That rule applies outdoors – including in private gardens – as well as indoors. And by indoors, of course, we mean people’s own homes, but also pubs and restaurants as well.

Children under the age of 12 don’t count towards the limit of six, but they do count towards the limit of two households.

For some organised indoor and outdoor activities, sports and exercise the rule of six people from two households does not apply. Find out the details here

For youth work the guidance states that carefully controlled groupwork activities can resume, up to a maximum of 30 children, young people and youth workers. The expectation is that young people aged 12 and over should still maintain physical distancing, while organisations may wish to consider beginning indoor activities with smaller groups to manage the distancing requirements.

The current guidance is that parks and greenspaces are open for unrestricted exercise with physical distancing. People are permitted to use public outdoor spaces for recreational purposes, for example to sit in a public space or sunbathe in a park.

Playgrounds, public gardens and sports pitches

Children aged 12 or under no longer need to physically distance.

Stand-alone facilities or communal spaces within parks such as playgrounds and sports pitches remain open along with public gardens. 

This is detailed in the Scottish Government's Coronavirus (COVID-19) Phase 3: staying safe and protecting others stating:

Outdoor sports courts are permitted to open. Participants should maintain strict physical distancing at all times when using outdoor sports courts.

Outdoor play parks and outdoor gym equipment can open, but strict physical distancing should be followed.

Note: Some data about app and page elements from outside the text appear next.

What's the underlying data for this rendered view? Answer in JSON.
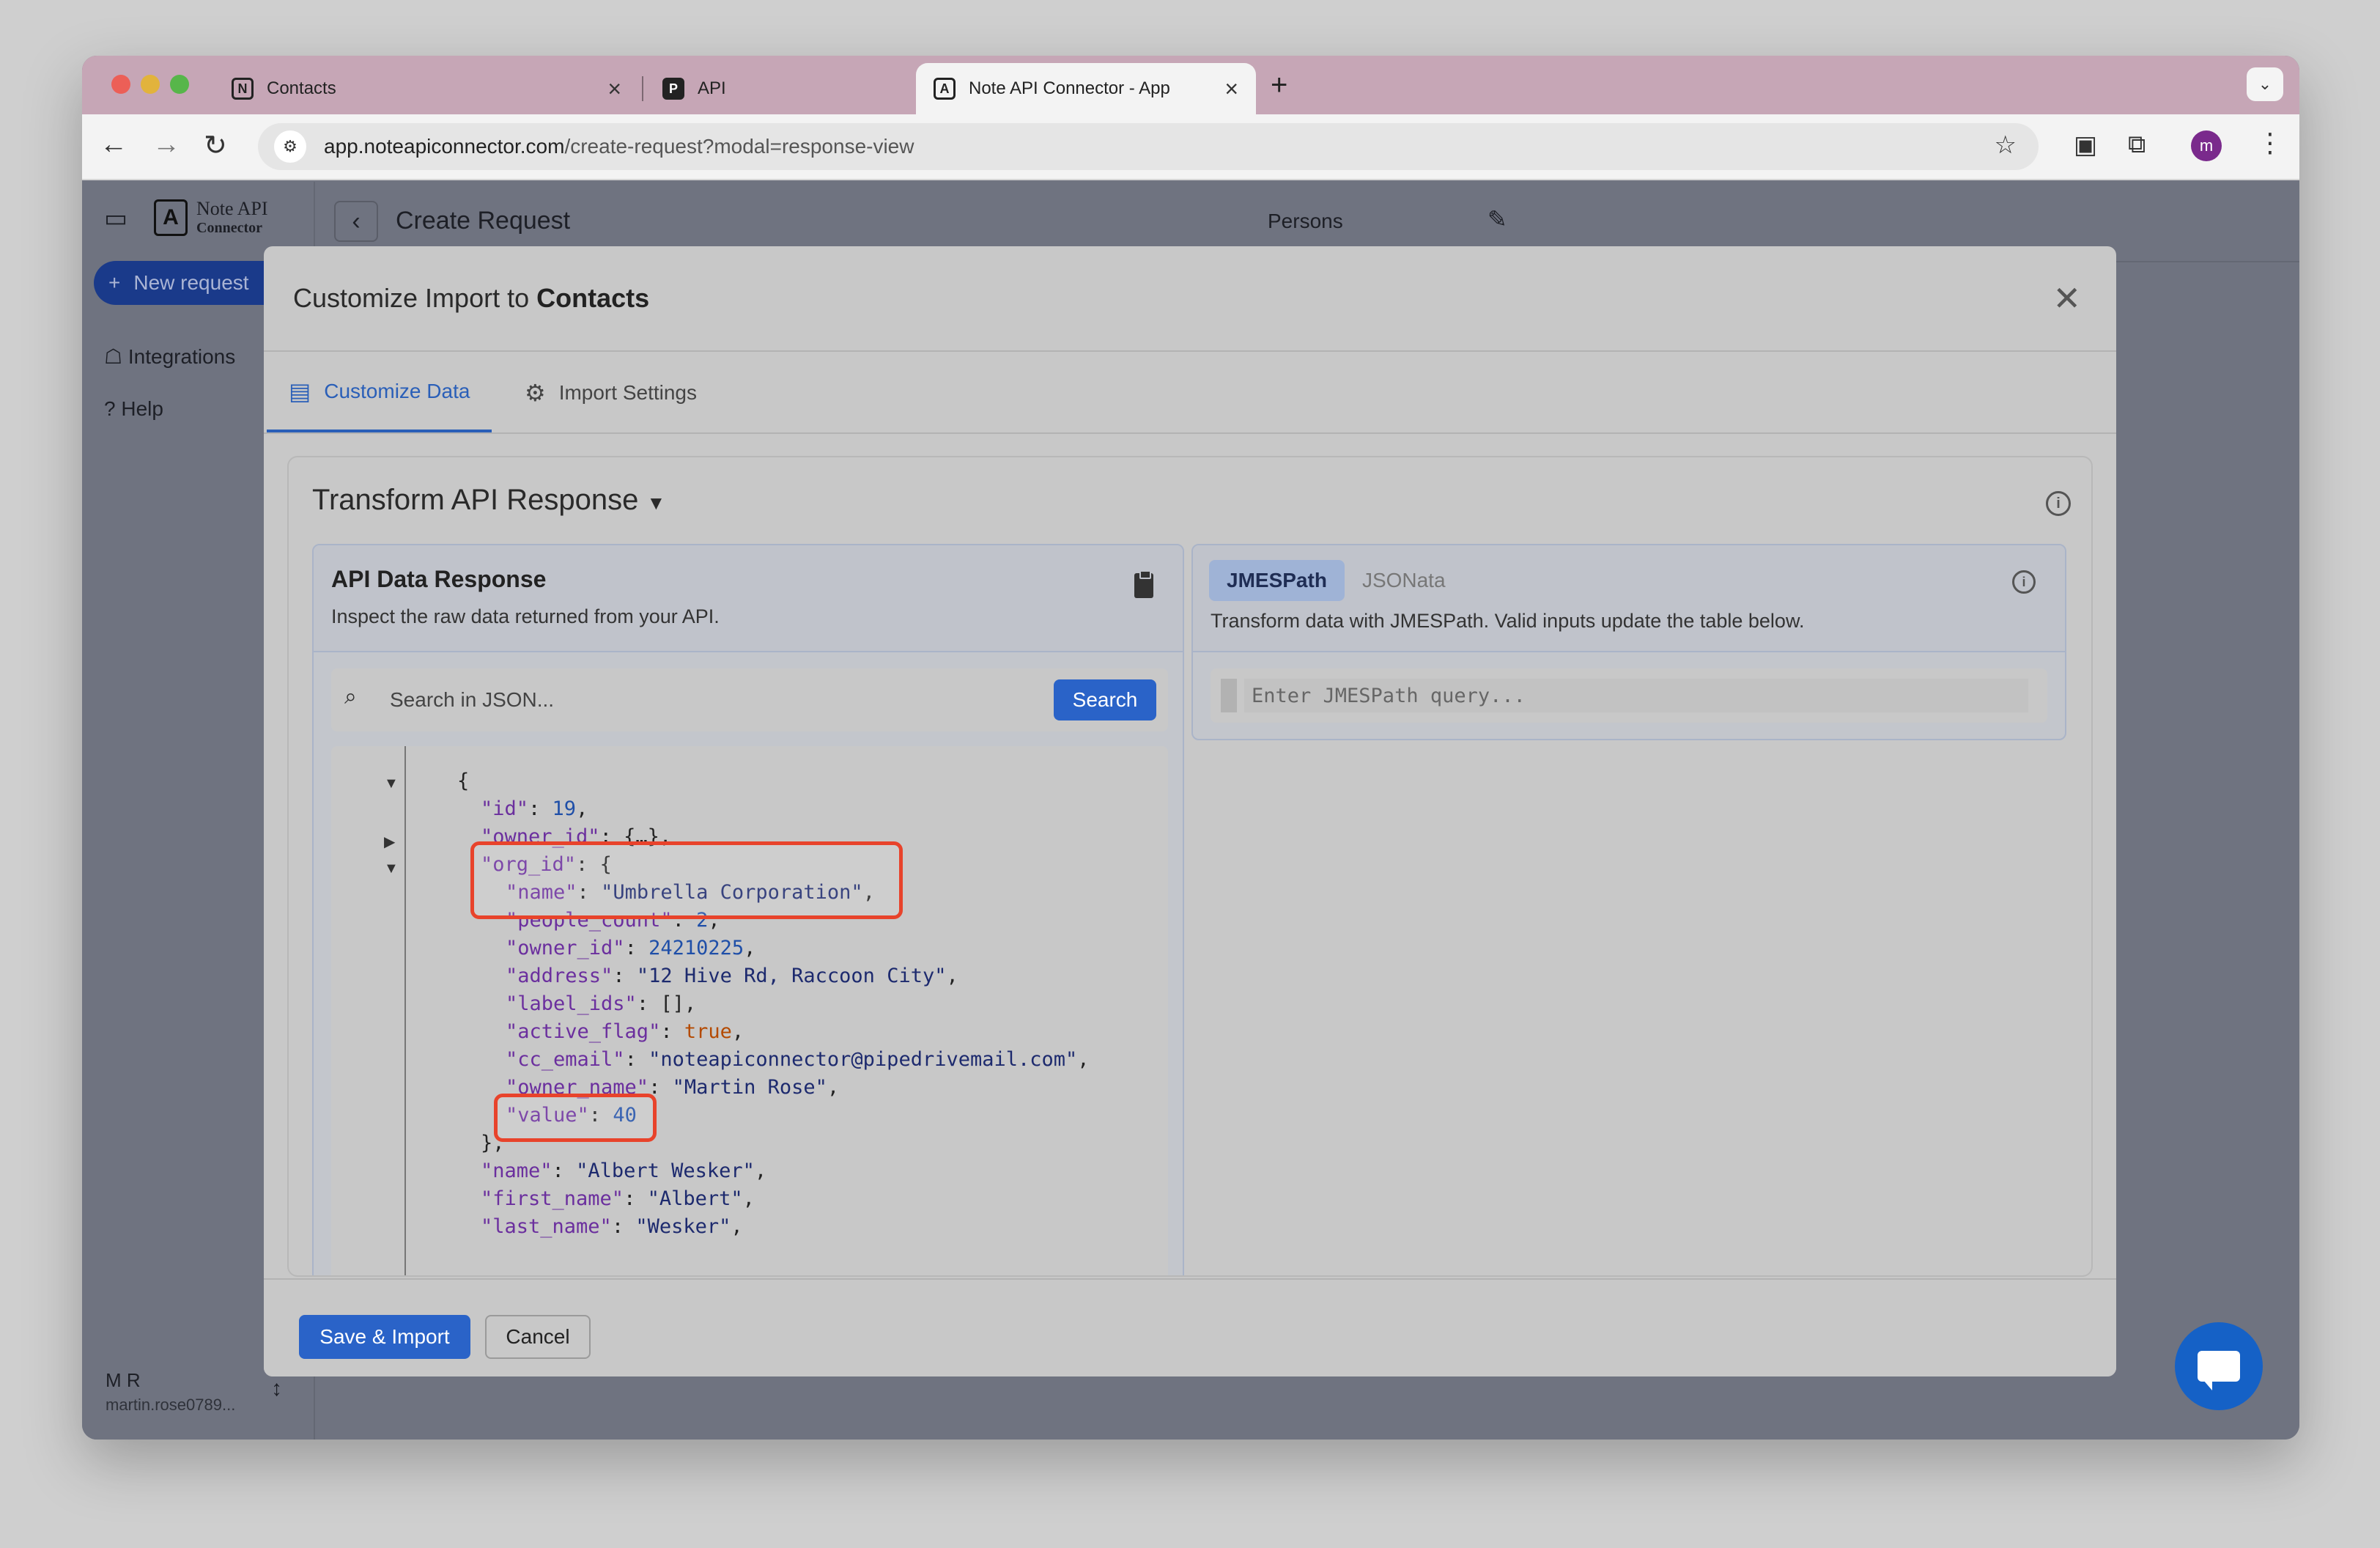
{
  "browser": {
    "tabs": [
      {
        "title": "Contacts",
        "favicon": "N"
      },
      {
        "title": "API",
        "favicon": "P"
      },
      {
        "title": "Note API Connector - App",
        "favicon": "A"
      }
    ],
    "url_domain": "app.noteapiconnector.com",
    "url_path": "/create-request?modal=response-view",
    "profile_initial": "m"
  },
  "app": {
    "logo_line1": "Note API",
    "logo_line2": "Connector",
    "logo_letter": "A",
    "new_request": "New request",
    "nav": [
      "Integrations",
      "Help"
    ],
    "page_title": "Create Request",
    "resource": "Persons",
    "user_initials": "M R",
    "user_email": "martin.rose0789..."
  },
  "modal": {
    "title_prefix": "Customize Import to",
    "title_target": "Contacts",
    "tabs": [
      "Customize Data",
      "Import Settings"
    ],
    "section_title": "Transform API Response",
    "left_panel": {
      "title": "API Data Response",
      "subtitle": "Inspect the raw data returned from your API.",
      "search_placeholder": "Search in JSON...",
      "search_button": "Search"
    },
    "right_panel": {
      "modes": [
        "JMESPath",
        "JSONata"
      ],
      "subtitle": "Transform data with JMESPath. Valid inputs update the table below.",
      "query_placeholder": "Enter JMESPath query..."
    },
    "footer": {
      "primary": "Save & Import",
      "secondary": "Cancel"
    }
  },
  "json_lines": {
    "l0": "{",
    "l1_k": "\"id\"",
    "l1_v": "19",
    "l2_k": "\"owner_id\"",
    "l2_v": "{…},",
    "l3_k": "\"org_id\"",
    "l3_v": "{",
    "l4_k": "\"name\"",
    "l4_v": "\"Umbrella Corporation\"",
    "l5_k": "\"people_count\"",
    "l5_v": "2",
    "l6_k": "\"owner_id\"",
    "l6_v": "24210225",
    "l7_k": "\"address\"",
    "l7_v": "\"12 Hive Rd, Raccoon City\"",
    "l8_k": "\"label_ids\"",
    "l8_v": "[]",
    "l9_k": "\"active_flag\"",
    "l9_v": "true",
    "l10_k": "\"cc_email\"",
    "l10_v": "\"noteapiconnector@pipedrivemail.com\"",
    "l11_k": "\"owner_name\"",
    "l11_v": "\"Martin Rose\"",
    "l12_k": "\"value\"",
    "l12_v": "40",
    "l13": "},",
    "l14_k": "\"name\"",
    "l14_v": "\"Albert Wesker\"",
    "l15_k": "\"first_name\"",
    "l15_v": "\"Albert\"",
    "l16_k": "\"last_name\"",
    "l16_v": "\"Wesker\""
  }
}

The virus can be transmitted when you touch surfaces.

Children should not use a play park if it is crowded. If children use a play park they should be extra careful about hand hygiene and everyone should use an alcohol based hand rub (hand sanitiser) immediately before and after using the play equipment.

Play park owners or operators should take appropriate steps to ensure the safety of equipment and minimise the risk of transmission through users touching contaminated surfaces. This includes:

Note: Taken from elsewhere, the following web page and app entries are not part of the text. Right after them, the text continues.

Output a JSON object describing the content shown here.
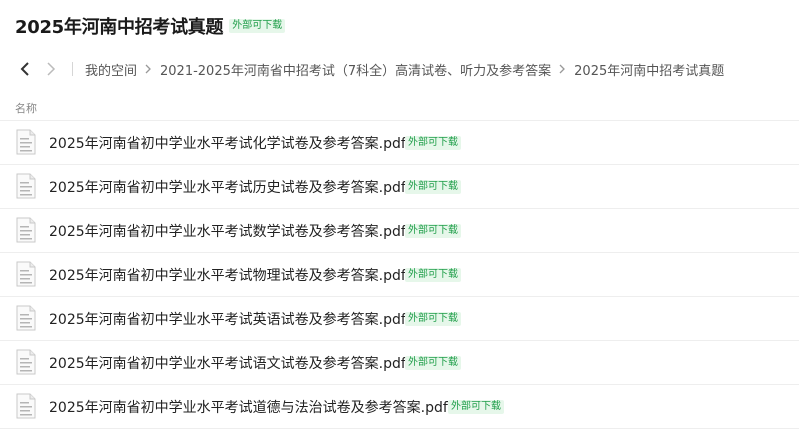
{
  "header": {
    "title": "2025年河南中招考试真题",
    "badge": "外部可下载"
  },
  "breadcrumb": {
    "back_icon": "chevron-left-icon",
    "forward_icon": "chevron-right-icon",
    "items": [
      "我的空间",
      "2021-2025年河南省中招考试（7科全）高清试卷、听力及参考答案",
      "2025年河南中招考试真题"
    ]
  },
  "list": {
    "column_header": "名称",
    "badge_label": "外部可下载",
    "files": [
      {
        "name": "2025年河南省初中学业水平考试化学试卷及参考答案.pdf",
        "icon": "pdf-file-icon"
      },
      {
        "name": "2025年河南省初中学业水平考试历史试卷及参考答案.pdf",
        "icon": "pdf-file-icon"
      },
      {
        "name": "2025年河南省初中学业水平考试数学试卷及参考答案.pdf",
        "icon": "pdf-file-icon"
      },
      {
        "name": "2025年河南省初中学业水平考试物理试卷及参考答案.pdf",
        "icon": "pdf-file-icon"
      },
      {
        "name": "2025年河南省初中学业水平考试英语试卷及参考答案.pdf",
        "icon": "pdf-file-icon"
      },
      {
        "name": "2025年河南省初中学业水平考试语文试卷及参考答案.pdf",
        "icon": "pdf-file-icon"
      },
      {
        "name": "2025年河南省初中学业水平考试道德与法治试卷及参考答案.pdf",
        "icon": "pdf-file-icon"
      }
    ]
  },
  "colors": {
    "badge_bg": "#e6f7ea",
    "badge_text": "#1f9e49",
    "divider": "#eeeeee"
  }
}
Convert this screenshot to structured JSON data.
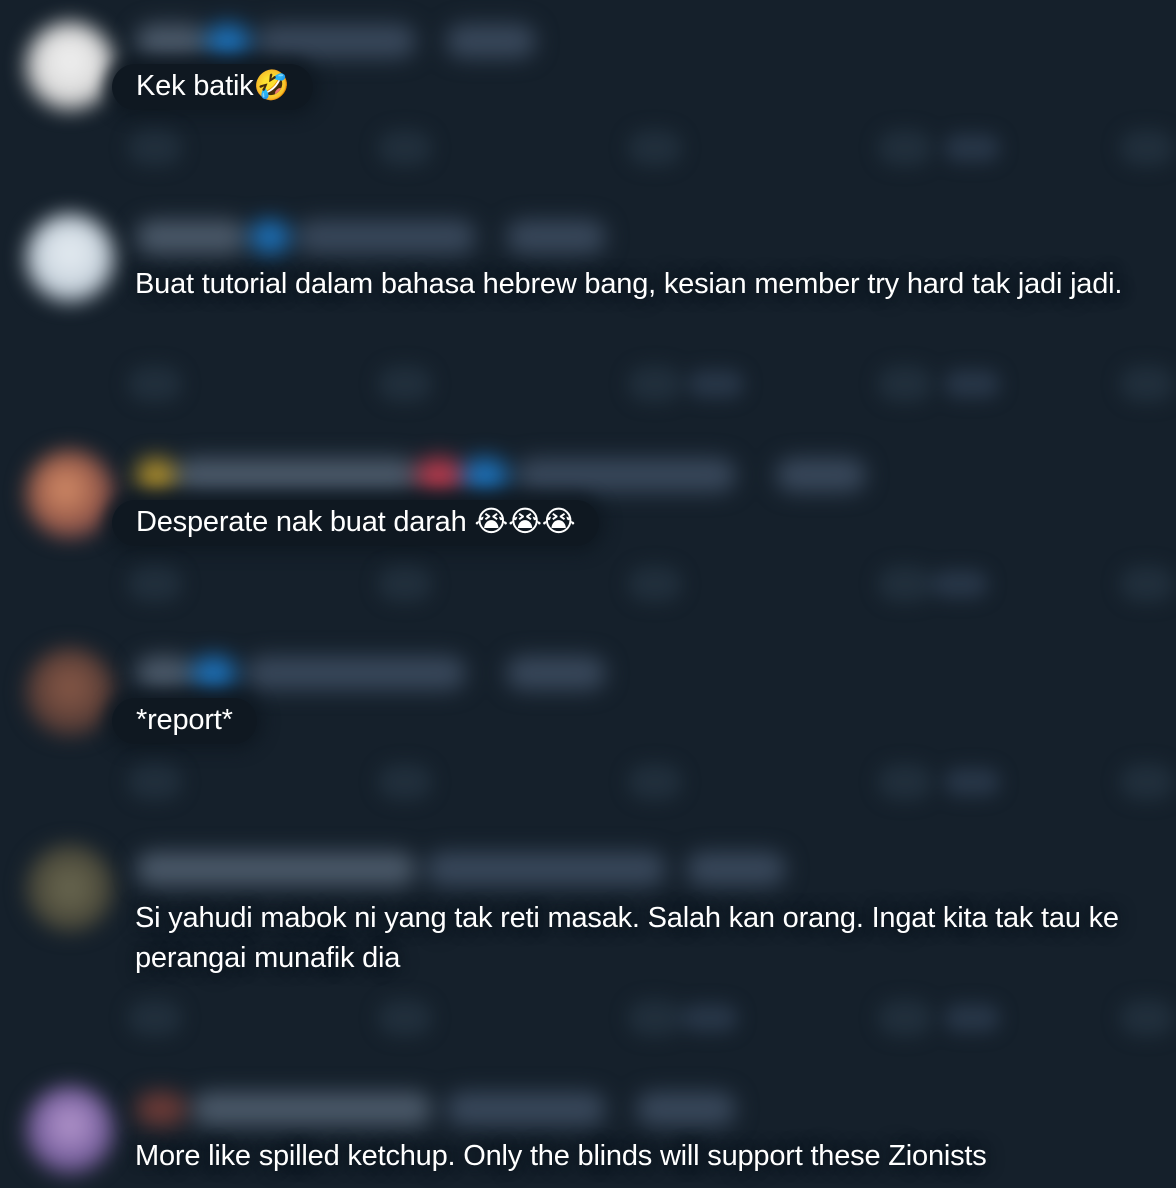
{
  "replies": [
    {
      "text": "Kek batik🤣"
    },
    {
      "text": "Buat tutorial dalam bahasa hebrew bang, kesian member try hard tak jadi jadi."
    },
    {
      "text": "Desperate nak buat darah 😭😭😭"
    },
    {
      "text": "*report*"
    },
    {
      "text": "Si yahudi mabok ni yang tak reti masak. Salah kan orang. Ingat kita tak tau ke perangai munafik dia"
    },
    {
      "text": "More like spilled ketchup. Only the blinds will support these Zionists"
    }
  ],
  "colors": {
    "background": "#15202b",
    "text": "#ffffff",
    "verified_badge": "#1d9bf0"
  }
}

  • pre-opening checks ensure equipment is safe;
  • signs reinforcing the requirement for good hand hygiene and physical distancing;
  • marking out physical distancing and traffic flow where practical. It is recognised that play parks come in all shapes and sizes and for some signage may be sufficient.
  • increased litter/waste collection from bins should be arranged if appropriate.

Open facilities without staff, such as outdoor skate parks or cycle pump tracks can be used, provided physical distancing is maintained.

For a full summary of Phase 3 visit the Scottish Government website.

Previous guidance from on opening public and customer toilets is still in place.

The Scottish Outdoor Access code has updated their guidance for the public and land managers. 

Managing parks and greenspaces 

Managing Public Parks during Covid-19
This guide produced collaboratively by CFP with input from the National Lottery Heritage Fund, Local Government Association, National Trust, APSE, the Midlands Parks Forum and parks practitioners relates to guidance issued for England, but will be of interest to Scottish local authorities and greenspace managers. It is intended to help local authorities and other organisations who manage urban and country parks and wider greenspaces to think through how sites can be managed as lockdown restrictions ease. greenspace scotland will be working with the Park Managers Forum to prepare similar guidance for Scottish parks to complement guidance and advice developed by Scottish Government as we progress through Scotland’s Route Map.
COVID-19 Recovery Planning Guidance for countryside managers
Given the impact of COVID-19 on the sector, the Visitor Safety Group has decided to make this guidance freely available. The guidance seeks to cover the key areas all landowners and countryside managers will need to consider and assess when re-opening and managing outdoor public access sites / attractions and associated indoor spaces during COVID-19. It should be underpinned by the regulations, guidance and advice from the relevant Government.

Do you have any good practice examples about how parks and greenspaces are being managed differently and to support safe use of parks and social distancing? If yes, please do send us details [email protected]